It was dark in here, and Imogen was frightened. “Where’s my Daddy?”
“Inside. I’ll take you to him.”
She didn’t believe the man, but it was too late to change her mind now.
She got out of the car and followed the man up a short step and into a kitchen. It was small and the edges of the countertops were chipped. On the other side of the refrigerator there was a door. It smelled bad in here. Like someone had forgotten to take out the garbage.
She moved away from the man and hurried into a nearby living room. The furniture looked old and worn here, but there was nobody here.
“Where’s my Daddy?”
“He’s at work. He’ll be home soon.”
“I think you should take me back home now.”
“Sorry. Can’t do that.”
“What if I run away?”
“You’re not going anywhere.”
“Yes, I am. I’m going right out that door.” She pointed toward the kitchen.
Though she had no idea what she’d do outside. Would someone help her? Mommy made her memorize her address, but right now, she couldn’t think of it.
She moved toward the kitchen again. The man blocked her.
“I said, you’re not going anywhere.” He sounded mean now.
“Yes, I am.” She tried to go past him.
Before she could get around him, he bent down and picked her up in his arms. She beat against him with her fists, but it didn’t do any good.
He carried her down a hall to a small room. She kicked and screamed, trying to get away from him, but he was too strong.
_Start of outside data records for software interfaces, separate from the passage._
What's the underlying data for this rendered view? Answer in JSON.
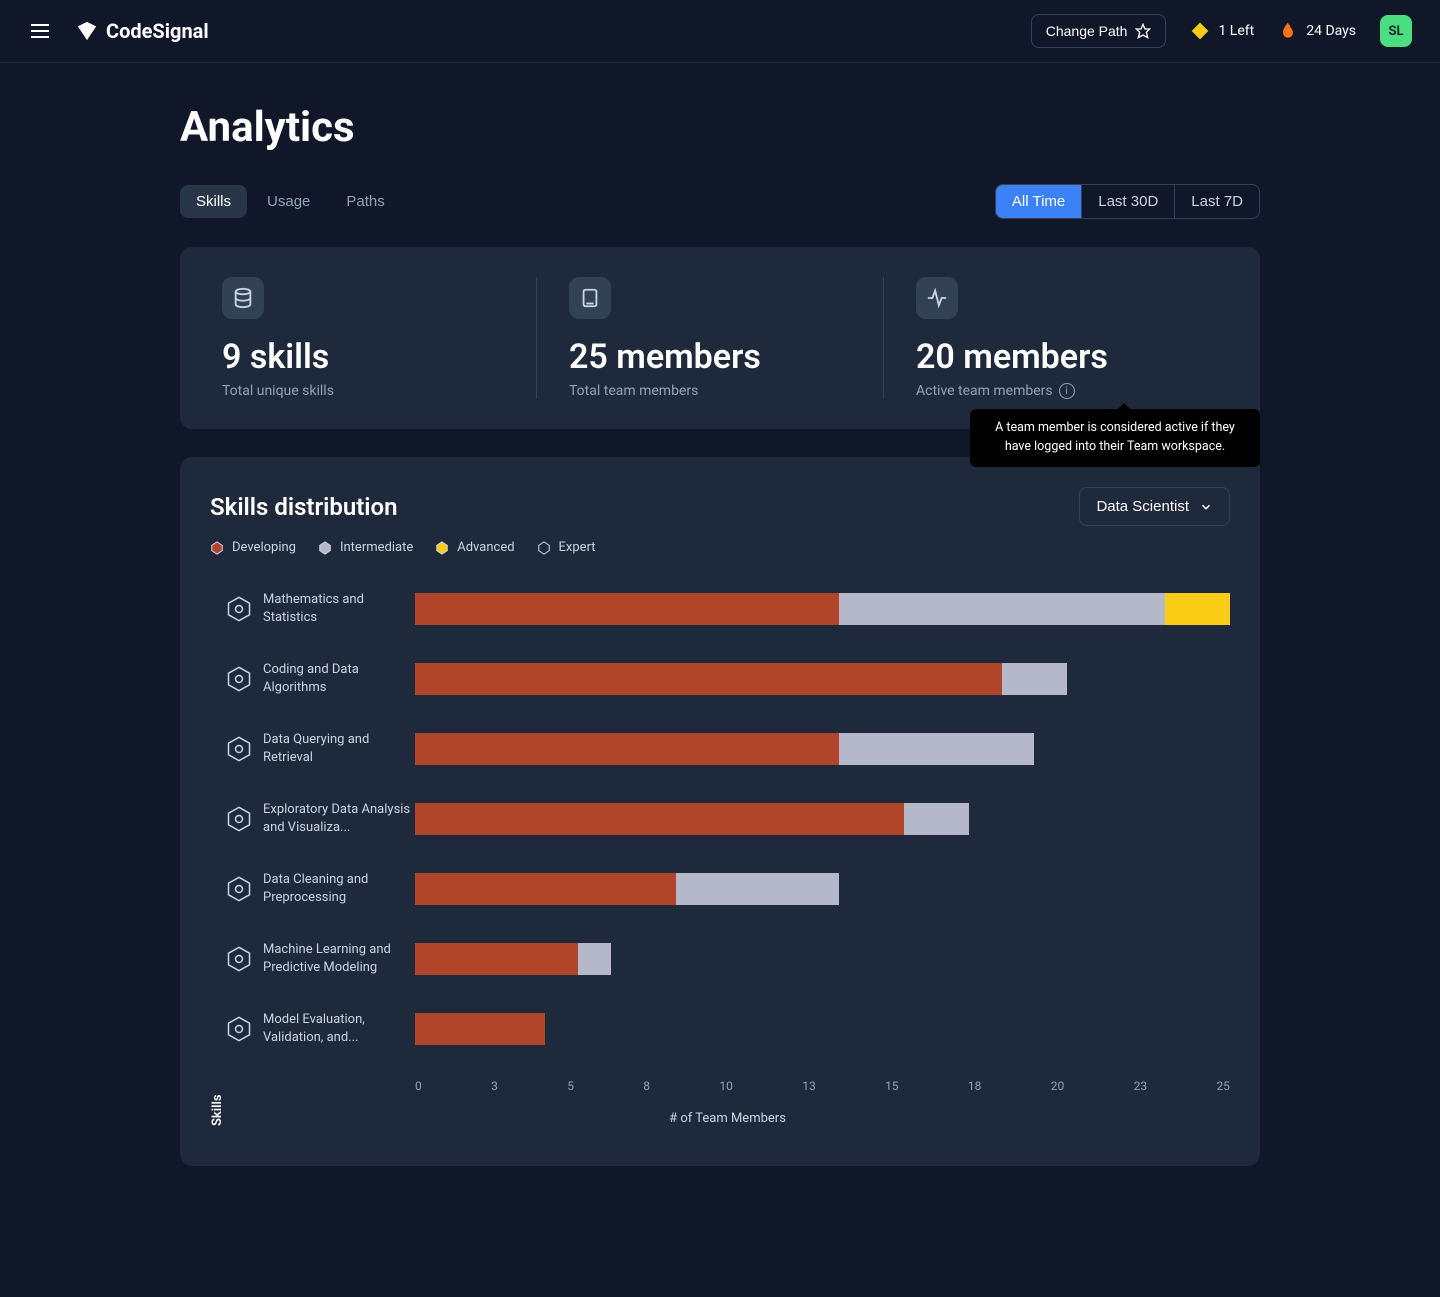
{
  "header": {
    "brand": "CodeSignal",
    "change_path": "Change Path",
    "left_pill": "1 Left",
    "days_pill": "24 Days",
    "avatar": "SL"
  },
  "page_title": "Analytics",
  "tabs": [
    "Skills",
    "Usage",
    "Paths"
  ],
  "active_tab": 0,
  "range_tabs": [
    "All Time",
    "Last 30D",
    "Last 7D"
  ],
  "active_range": 0,
  "stats": [
    {
      "value": "9 skills",
      "label": "Total unique skills",
      "icon": "database"
    },
    {
      "value": "25 members",
      "label": "Total team members",
      "icon": "book"
    },
    {
      "value": "20 members",
      "label": "Active team members",
      "icon": "activity",
      "info": true
    }
  ],
  "tooltip_text": "A team member is considered active if they have logged into their Team workspace.",
  "chart": {
    "title": "Skills distribution",
    "dropdown": "Data Scientist",
    "legend": [
      "Developing",
      "Intermediate",
      "Advanced",
      "Expert"
    ],
    "legend_colors": [
      "#b0452a",
      "#b5b8c9",
      "#facc15",
      "transparent"
    ],
    "ylabel": "Skills",
    "xlabel": "# of Team Members"
  },
  "chart_data": {
    "type": "bar",
    "orientation": "horizontal",
    "xlabel": "# of Team Members",
    "ylabel": "Skills",
    "xlim": [
      0,
      25
    ],
    "xticks": [
      0,
      3,
      5,
      8,
      10,
      13,
      15,
      18,
      20,
      23,
      25
    ],
    "categories": [
      "Mathematics and Statistics",
      "Coding and Data Algorithms",
      "Data Querying and Retrieval",
      "Exploratory Data Analysis and Visualiza...",
      "Data Cleaning and Preprocessing",
      "Machine Learning and Predictive Modeling",
      "Model Evaluation, Validation, and..."
    ],
    "series": [
      {
        "name": "Developing",
        "color": "#b0452a",
        "values": [
          13,
          18,
          13,
          15,
          8,
          5,
          4
        ]
      },
      {
        "name": "Intermediate",
        "color": "#b5b8c9",
        "values": [
          10,
          2,
          6,
          2,
          5,
          1,
          0
        ]
      },
      {
        "name": "Advanced",
        "color": "#facc15",
        "values": [
          2,
          0,
          0,
          0,
          0,
          0,
          0
        ]
      },
      {
        "name": "Expert",
        "color": "transparent",
        "values": [
          0,
          0,
          0,
          0,
          0,
          0,
          0
        ]
      }
    ]
  }
}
He stuffed her under one arm and opened the door to the room. It was a dirty place with a mattress on the floor and a wrinkled blanket on top of it. It smelled bad in here, too. He wasn’t going to make her lay down on that. She wouldn’t.
But instead he carried her to the corner and opened another door. A closet.
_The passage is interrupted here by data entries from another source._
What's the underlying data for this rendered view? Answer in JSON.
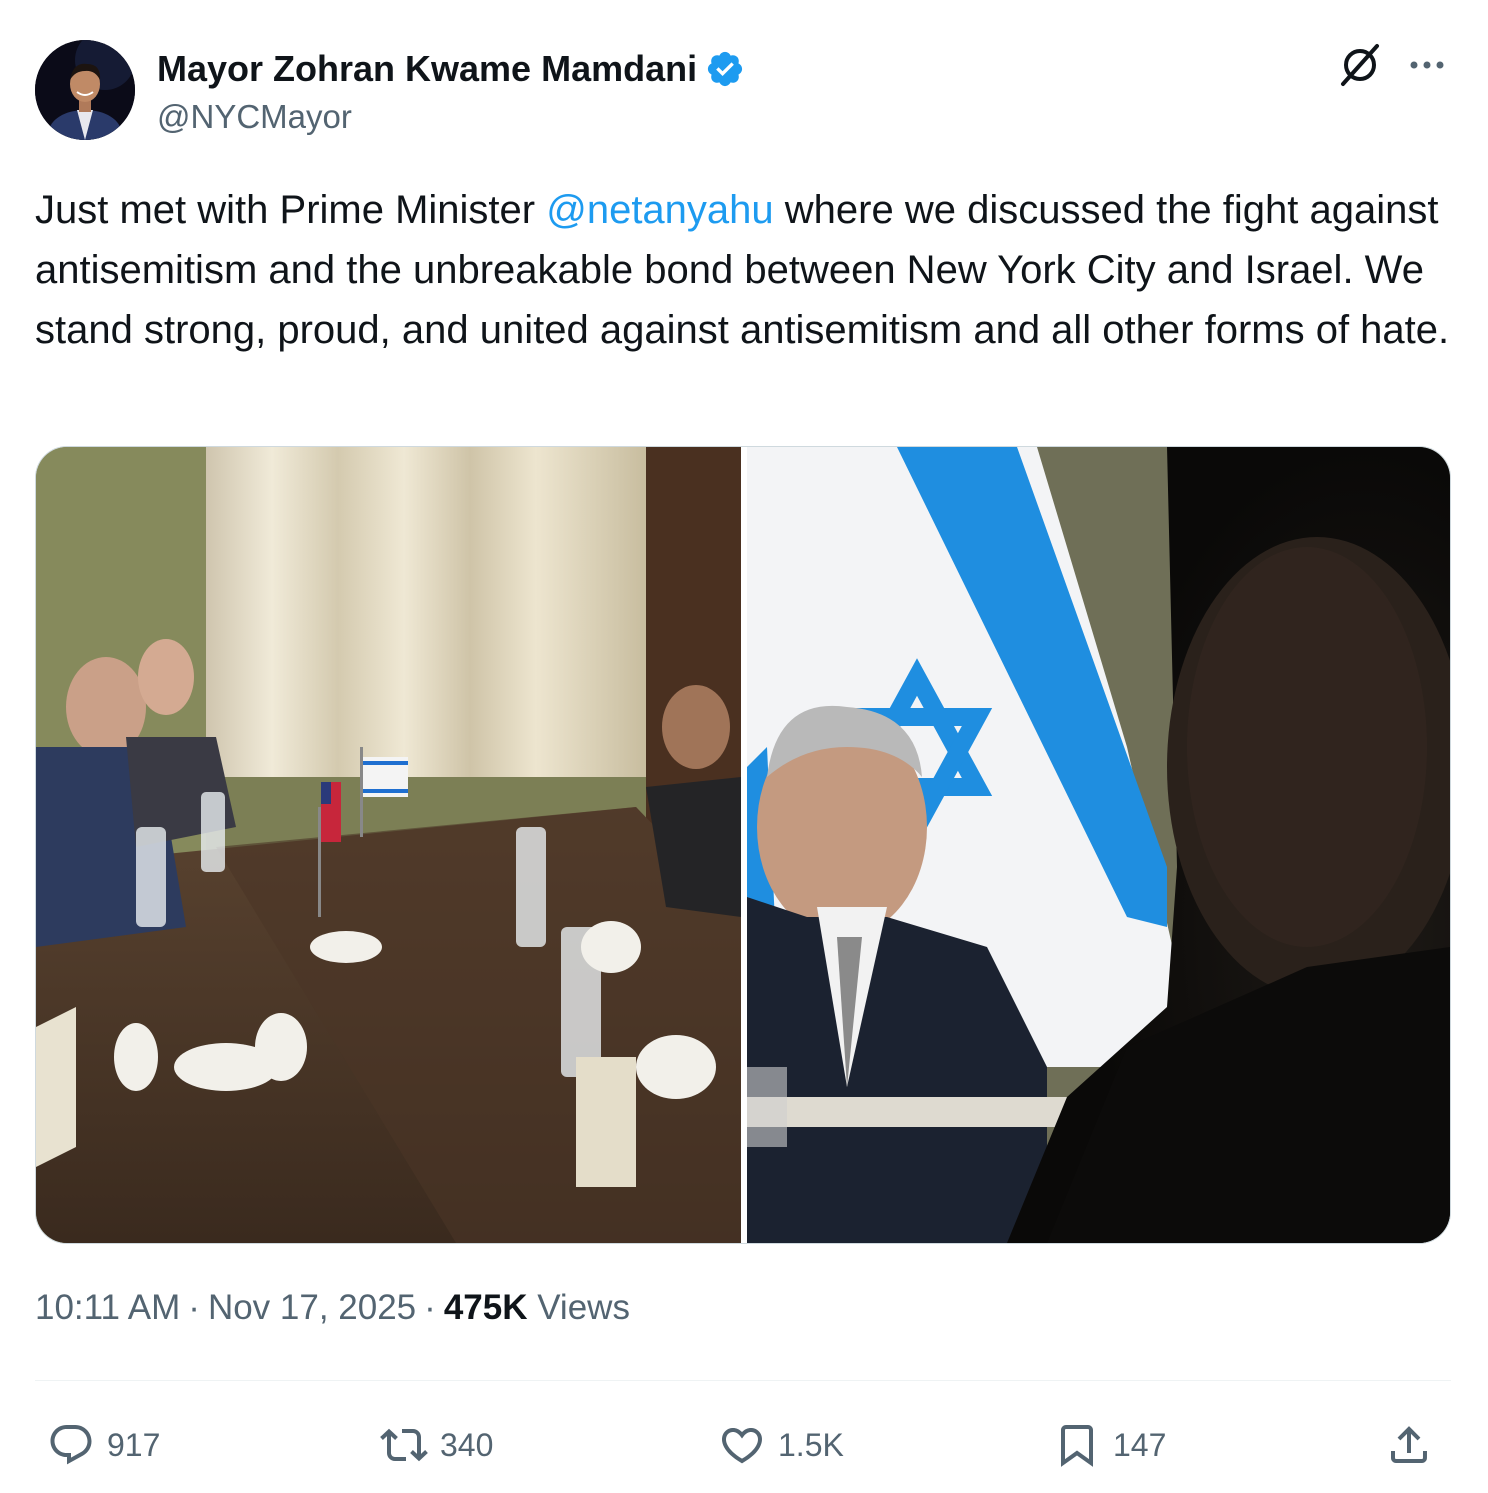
{
  "author": {
    "display_name": "Mayor Zohran Kwame Mamdani",
    "handle": "@NYCMayor",
    "verified": true
  },
  "tweet": {
    "text_before": "Just met with Prime Minister ",
    "mention": "@netanyahu",
    "text_after": " where we discussed the fight against antisemitism and the unbreakable bond between New York City and Israel. We stand strong, proud, and united against antisemitism and all other forms of hate."
  },
  "media": {
    "photo_count": 2
  },
  "meta": {
    "time": "10:11 AM",
    "separator": "·",
    "date": "Nov 17, 2025",
    "views_count": "475K",
    "views_label": "Views"
  },
  "actions": {
    "replies": "917",
    "reposts": "340",
    "likes": "1.5K",
    "bookmarks": "147"
  },
  "colors": {
    "accent": "#1d9bf0",
    "secondary_text": "#536471",
    "primary_text": "#0f1419",
    "flag_blue": "#1f8ee0"
  },
  "icons": [
    "verified-badge-icon",
    "grok-icon",
    "more-icon",
    "reply-icon",
    "repost-icon",
    "like-icon",
    "bookmark-icon",
    "share-icon"
  ]
}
Was he going to put her in there? No! She screamed again. Then she did the only thing she could think of. She bit his arm.
“Ow. You little bitch, you.”
But he let go of her and she dropped to the floor.
She almost got to the hall. Almost got away. Then he lunged for her. His big hand clamped around her arm hard, making her cry out.
“Leave me alone!”
“Shut up.” He picked her up and carried her to the closet.
He slung open the door, tossed her inside and shut the door in her face.
She could hear him locking it from the outside. She banged on the door. “Let me out of here.”
“Shut up, I said.”
“My Mommy will call the police. They’ll put you in jail.”
“No, she won’t. Not if she knows what’s good for her.”
And then she heard the man walk away.
She sat down on the floor. It was dusty and smelly like the rest of the place. She began to cry. Why hadn’t she listened to what Mommy told her? Why had she got into the car with that bad man?
Where was her Daddy? Gone. He had been gone for a long time. He was never coming back.
“I’m sorry, Mommy,” she blubbered into her hands. “I’ll never be angry with you again.”
All she wanted was to go home, but she had no idea how to do that. She didn’t know what to do.